- Extra Layer: Big mountains mean big weather! Winds can shift, and storms can roll in; you’ll never regret having an extra layer in your pack.
- Lightweight Gloves: Exposed hands on poles can get blisters and horrible tan lines. You can also get pretty cut up dealing with skins and skis while transitioning. Save yourself the pain and get some lightweight gloves to keep your hands happy and protected.
- Carabineers/Sling/Prusik Cord: It’s true, we have glaciers here; quite a few of themactually! Study maps before heading out so you are very aware of where the ice lies so you can give it a wide berth. If you plan on glacier travel, you’ll want to have a full glacier kit (this isn’t it!). Regardless, it’s always a good idea to have a few extra locking carabineers, a double length sling and a couple of prusiks. If you ever find yourself needing to ski cut, transport someone with an injury or serious gear issues this stuff comes in handy!
- Sat phone, radio and/or GPS: While stepping through the backcountry gate may not make you feel like you’ve left society, you are much further from help than you think. It’s a great idea to leave your day plan with someone local with an estimated time of when you’ll be back. If something goes wrong you’ll want to be able to communicate so investing in a sat phone or a powerful radio is an awesome idea, and, yes, you can use that sat phone to make reservations at Creekbread while you’re on your way out of the backcountry. Maps, specifically the Whistler Backcountry map by John Baldwin is an excellent resource to study before and take with you in the field.
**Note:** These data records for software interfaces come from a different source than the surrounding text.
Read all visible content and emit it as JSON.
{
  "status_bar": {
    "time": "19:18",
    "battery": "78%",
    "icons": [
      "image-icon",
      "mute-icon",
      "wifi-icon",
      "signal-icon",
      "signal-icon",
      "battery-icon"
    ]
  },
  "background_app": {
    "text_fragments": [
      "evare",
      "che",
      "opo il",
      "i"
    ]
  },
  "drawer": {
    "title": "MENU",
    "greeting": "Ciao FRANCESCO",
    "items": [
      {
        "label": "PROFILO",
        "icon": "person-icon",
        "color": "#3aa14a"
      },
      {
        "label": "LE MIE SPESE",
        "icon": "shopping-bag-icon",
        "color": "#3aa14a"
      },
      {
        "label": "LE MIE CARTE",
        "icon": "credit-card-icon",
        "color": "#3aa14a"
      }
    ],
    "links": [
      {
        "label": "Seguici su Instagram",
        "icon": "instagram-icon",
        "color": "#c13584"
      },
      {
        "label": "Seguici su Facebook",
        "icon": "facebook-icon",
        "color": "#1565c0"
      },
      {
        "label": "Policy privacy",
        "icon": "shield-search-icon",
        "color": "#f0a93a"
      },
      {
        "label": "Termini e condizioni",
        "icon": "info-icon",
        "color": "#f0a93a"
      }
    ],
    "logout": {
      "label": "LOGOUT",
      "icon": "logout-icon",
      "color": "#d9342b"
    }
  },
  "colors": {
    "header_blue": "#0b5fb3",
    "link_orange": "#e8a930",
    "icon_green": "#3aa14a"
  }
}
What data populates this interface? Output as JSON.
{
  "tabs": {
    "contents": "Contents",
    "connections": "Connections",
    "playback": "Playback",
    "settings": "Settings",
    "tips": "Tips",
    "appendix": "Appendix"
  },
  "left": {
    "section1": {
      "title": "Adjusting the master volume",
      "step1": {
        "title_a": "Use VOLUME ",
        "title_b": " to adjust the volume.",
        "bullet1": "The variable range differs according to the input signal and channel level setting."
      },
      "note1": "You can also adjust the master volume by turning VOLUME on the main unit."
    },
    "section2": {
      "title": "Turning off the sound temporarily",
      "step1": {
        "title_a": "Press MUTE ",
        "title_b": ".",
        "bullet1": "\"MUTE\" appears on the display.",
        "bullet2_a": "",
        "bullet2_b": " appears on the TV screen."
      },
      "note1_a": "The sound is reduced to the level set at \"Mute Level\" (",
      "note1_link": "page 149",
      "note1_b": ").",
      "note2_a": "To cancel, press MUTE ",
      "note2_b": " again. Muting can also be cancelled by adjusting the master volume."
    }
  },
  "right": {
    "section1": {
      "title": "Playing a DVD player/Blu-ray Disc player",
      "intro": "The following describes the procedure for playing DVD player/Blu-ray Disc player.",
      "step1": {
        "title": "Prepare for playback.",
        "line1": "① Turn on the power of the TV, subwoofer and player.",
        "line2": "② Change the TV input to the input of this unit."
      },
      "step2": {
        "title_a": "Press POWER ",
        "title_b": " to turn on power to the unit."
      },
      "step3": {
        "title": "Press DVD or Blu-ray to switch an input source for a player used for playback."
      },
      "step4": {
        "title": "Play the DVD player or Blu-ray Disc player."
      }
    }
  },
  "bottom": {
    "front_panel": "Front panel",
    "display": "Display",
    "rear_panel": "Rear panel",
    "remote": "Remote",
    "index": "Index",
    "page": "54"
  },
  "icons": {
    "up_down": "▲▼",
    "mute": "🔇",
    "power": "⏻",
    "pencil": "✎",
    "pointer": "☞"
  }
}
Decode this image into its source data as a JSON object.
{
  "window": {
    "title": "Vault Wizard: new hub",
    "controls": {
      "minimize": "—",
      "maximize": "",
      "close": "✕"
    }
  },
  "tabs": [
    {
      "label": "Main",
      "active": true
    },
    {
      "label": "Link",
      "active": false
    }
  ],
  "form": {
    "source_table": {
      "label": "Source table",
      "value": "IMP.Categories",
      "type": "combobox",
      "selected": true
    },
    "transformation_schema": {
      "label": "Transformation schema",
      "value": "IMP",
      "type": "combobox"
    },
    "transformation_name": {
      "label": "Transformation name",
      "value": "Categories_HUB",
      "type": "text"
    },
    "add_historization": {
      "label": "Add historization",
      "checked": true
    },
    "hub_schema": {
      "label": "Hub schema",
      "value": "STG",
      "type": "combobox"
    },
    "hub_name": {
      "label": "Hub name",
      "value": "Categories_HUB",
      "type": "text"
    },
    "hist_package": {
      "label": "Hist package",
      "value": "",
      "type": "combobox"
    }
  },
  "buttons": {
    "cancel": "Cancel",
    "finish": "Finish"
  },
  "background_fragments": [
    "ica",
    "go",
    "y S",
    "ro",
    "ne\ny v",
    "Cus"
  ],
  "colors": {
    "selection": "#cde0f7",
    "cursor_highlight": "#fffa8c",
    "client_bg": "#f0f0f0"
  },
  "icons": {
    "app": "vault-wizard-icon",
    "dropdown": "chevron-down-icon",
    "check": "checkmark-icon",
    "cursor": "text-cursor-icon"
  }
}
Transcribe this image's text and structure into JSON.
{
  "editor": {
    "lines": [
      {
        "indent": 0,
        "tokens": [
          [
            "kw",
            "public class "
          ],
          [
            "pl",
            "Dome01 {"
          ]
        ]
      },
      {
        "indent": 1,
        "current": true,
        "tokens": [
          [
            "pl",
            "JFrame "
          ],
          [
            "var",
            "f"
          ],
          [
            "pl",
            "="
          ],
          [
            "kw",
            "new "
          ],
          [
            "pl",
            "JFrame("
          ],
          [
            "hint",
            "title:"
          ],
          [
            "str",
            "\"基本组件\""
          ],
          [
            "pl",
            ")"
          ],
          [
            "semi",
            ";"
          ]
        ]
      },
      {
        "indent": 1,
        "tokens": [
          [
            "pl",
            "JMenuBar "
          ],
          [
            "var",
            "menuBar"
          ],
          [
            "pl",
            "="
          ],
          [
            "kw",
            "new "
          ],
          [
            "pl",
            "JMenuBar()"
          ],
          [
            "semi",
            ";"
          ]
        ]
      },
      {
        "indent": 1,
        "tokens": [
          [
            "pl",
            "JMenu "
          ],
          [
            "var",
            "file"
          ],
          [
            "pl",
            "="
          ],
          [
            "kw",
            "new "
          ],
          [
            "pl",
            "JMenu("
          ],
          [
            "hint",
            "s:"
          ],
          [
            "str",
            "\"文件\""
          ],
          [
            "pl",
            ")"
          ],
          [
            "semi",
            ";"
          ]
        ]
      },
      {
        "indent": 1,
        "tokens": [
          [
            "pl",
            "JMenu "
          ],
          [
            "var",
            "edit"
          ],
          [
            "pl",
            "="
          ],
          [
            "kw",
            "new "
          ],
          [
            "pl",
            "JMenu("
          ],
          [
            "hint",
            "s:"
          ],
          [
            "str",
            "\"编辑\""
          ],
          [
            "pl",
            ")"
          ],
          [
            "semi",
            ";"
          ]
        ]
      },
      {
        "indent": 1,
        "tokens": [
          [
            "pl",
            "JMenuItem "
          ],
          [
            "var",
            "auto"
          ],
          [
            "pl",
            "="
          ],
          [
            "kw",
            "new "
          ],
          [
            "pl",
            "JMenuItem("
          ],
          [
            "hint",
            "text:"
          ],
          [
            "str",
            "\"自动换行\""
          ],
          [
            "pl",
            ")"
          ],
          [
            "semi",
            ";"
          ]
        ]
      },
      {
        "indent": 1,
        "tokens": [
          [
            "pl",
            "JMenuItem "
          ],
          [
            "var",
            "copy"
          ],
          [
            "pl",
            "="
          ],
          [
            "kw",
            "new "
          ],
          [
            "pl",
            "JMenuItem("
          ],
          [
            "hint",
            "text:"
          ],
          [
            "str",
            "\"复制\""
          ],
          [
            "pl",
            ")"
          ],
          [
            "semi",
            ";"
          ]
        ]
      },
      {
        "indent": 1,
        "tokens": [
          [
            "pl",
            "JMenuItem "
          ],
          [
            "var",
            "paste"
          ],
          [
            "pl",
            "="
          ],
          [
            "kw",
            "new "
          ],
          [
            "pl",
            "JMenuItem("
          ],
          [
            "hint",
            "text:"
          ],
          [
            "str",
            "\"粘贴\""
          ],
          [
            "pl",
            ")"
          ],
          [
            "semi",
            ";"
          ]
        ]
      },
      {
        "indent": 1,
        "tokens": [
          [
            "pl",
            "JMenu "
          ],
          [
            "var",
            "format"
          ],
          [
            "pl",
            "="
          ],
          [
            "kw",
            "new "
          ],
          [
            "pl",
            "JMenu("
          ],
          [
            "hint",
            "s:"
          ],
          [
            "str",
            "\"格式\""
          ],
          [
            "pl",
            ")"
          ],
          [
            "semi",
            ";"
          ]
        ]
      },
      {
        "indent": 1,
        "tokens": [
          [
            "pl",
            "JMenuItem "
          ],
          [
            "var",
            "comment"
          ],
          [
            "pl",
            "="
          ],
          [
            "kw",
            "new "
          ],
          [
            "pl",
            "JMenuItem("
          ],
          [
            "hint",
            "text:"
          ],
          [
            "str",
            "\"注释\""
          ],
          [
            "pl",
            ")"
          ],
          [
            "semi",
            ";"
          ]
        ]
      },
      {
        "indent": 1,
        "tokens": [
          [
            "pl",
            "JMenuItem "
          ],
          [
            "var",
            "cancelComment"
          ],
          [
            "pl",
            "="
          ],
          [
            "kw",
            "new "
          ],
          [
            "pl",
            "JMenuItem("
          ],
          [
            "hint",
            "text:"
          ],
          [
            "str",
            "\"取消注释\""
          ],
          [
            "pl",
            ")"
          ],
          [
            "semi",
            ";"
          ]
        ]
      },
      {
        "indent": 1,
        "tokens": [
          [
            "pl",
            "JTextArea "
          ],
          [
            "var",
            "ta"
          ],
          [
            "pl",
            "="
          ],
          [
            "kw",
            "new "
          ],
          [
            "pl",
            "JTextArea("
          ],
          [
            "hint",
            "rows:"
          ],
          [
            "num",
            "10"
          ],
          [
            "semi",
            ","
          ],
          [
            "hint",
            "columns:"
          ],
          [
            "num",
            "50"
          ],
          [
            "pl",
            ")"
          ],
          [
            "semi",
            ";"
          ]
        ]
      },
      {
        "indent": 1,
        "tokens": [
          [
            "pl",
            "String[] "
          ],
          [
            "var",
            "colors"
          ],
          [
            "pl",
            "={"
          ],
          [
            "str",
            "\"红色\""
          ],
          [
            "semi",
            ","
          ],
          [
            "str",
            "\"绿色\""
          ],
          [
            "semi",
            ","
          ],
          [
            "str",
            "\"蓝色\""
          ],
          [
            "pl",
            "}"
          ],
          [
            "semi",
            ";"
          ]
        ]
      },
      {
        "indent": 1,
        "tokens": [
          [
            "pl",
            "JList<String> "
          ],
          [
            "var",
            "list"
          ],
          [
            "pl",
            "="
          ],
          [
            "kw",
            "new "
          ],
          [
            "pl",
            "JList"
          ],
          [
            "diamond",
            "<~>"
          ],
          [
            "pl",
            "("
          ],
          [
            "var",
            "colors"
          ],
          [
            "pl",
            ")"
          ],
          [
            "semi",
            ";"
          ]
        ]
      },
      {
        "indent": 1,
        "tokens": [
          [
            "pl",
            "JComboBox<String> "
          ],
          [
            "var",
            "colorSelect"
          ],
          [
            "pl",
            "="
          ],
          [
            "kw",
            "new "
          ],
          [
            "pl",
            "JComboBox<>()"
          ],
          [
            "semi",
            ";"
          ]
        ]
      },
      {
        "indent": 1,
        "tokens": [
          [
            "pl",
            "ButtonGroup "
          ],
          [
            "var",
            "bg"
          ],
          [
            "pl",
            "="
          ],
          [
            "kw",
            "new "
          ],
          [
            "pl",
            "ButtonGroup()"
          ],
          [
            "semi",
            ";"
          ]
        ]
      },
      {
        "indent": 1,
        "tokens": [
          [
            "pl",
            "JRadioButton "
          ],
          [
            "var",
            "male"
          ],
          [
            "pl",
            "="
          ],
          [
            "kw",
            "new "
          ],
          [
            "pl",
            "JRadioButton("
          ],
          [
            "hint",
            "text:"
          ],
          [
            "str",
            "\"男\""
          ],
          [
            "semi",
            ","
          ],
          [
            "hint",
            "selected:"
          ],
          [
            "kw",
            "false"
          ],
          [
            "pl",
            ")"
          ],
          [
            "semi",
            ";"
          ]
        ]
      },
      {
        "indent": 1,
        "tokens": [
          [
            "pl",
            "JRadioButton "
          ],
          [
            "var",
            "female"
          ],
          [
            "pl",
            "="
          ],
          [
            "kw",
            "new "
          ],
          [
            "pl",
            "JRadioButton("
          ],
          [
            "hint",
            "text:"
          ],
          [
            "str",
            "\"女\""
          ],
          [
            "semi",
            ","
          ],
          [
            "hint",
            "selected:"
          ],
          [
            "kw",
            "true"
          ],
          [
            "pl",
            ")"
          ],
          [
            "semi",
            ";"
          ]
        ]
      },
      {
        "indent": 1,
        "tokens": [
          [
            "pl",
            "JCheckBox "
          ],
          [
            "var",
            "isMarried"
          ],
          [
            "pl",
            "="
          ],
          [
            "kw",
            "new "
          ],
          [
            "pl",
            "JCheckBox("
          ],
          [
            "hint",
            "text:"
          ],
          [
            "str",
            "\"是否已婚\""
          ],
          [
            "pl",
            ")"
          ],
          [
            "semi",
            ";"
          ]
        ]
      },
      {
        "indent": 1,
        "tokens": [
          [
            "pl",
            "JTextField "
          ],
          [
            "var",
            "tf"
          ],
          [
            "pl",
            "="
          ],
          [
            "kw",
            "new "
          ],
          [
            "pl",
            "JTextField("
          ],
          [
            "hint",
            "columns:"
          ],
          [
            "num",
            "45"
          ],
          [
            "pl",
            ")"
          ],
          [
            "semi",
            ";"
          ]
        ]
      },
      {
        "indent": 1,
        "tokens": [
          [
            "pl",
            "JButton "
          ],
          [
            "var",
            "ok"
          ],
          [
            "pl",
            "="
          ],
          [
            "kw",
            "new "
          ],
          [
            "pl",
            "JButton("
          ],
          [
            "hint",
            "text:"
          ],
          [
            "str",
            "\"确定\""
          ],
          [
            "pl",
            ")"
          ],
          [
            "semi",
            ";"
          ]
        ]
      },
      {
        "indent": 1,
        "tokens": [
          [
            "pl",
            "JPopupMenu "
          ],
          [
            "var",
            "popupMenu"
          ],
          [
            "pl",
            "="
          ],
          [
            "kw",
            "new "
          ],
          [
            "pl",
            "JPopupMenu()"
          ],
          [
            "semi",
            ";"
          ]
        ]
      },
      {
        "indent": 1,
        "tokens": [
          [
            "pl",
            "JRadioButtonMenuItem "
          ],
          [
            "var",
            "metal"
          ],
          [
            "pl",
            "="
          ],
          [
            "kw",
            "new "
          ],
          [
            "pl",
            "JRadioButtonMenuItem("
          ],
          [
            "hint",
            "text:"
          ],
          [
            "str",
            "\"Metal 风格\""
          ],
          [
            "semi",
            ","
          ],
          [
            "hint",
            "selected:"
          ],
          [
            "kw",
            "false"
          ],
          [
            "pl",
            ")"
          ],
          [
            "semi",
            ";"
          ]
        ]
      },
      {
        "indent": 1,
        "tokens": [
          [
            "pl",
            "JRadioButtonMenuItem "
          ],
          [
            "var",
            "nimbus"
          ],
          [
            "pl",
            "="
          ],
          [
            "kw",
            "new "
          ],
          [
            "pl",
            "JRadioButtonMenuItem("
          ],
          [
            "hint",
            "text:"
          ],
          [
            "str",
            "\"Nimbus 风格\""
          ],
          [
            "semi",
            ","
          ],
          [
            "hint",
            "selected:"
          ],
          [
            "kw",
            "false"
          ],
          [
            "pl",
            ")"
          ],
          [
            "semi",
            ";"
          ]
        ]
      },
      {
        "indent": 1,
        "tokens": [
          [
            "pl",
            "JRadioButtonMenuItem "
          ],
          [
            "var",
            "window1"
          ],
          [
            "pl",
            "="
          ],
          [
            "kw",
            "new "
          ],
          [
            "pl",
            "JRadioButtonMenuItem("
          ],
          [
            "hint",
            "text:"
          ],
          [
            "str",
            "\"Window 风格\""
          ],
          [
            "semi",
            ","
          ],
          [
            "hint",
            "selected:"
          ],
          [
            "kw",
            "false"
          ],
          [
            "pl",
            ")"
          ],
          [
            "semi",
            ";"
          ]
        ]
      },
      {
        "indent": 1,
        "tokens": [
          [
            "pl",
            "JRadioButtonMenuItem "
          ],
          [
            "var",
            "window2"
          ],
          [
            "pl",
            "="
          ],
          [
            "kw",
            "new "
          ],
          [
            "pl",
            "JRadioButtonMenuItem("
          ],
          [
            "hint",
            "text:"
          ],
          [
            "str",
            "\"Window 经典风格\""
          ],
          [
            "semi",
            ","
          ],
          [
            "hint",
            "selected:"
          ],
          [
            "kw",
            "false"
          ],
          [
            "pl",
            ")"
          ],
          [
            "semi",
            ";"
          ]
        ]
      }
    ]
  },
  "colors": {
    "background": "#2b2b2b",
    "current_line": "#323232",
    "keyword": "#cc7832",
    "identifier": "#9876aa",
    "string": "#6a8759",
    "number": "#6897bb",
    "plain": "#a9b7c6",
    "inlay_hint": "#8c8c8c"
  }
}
Having a compass and knowing how to use it with that map is even better!
PHOTO: Abby Cooper
Bringing the right stuff is only useful if you know how to use it! Whether you’re looking to dip your toes into the freeing waters of backcountry skiing for the first time or you’re a seasoned tourer looking for local beta, this list of resources will give you what you need to ensure you’re prepared for what’s beyond the ropes in Whistler.
- AST1&2: Avalanche Safety Training courses are the foundation for getting outside of the resorts. Extremely Canadian is a great place to start as they offer regular AST 1 and 2 courses in terrain accessed from Whistler Blackcomb.
- Guided Backcountry Experiences: Wanting to see the terrain without having to make all the navigation calls? No problem! Extremely Canadian, Altus Guides and Mountain Skills Academy all do guided tours right here!
- Local Weather: The Whistler Blackcomb app and website both have alpine weather forecasts which are very accurate. You can also use Snow Forecasts’ website.
- Avalanche Forecast: The Avalanche Canada App is the easiest way to keep track of snow trends and stability. Our region is known as the Sea to Sky. Whistler Blackcomb also has a backcountry advisory.
- Books: Exploring the Coast Mountains on Skis by John Baldwin is a great place to start, it has route info and images for pre-trip planning.
PHOTO: Abby Cooper
I’m not going to lie; our backyard is gorgeous! Everywhere you look the Coastal mountains are begging to be skied! There’s no doubt exploring this terrain is an amazing experience, but only when done safely. So, wait out the conditions, take the right courses, collect the right gear and enjoy all Whistler has to offer inbounds and out of bounds, when the timing is right! Oh, and share your info online to help keep others safe, and of course, to give us all a case of the FOMOS from your epic adventure!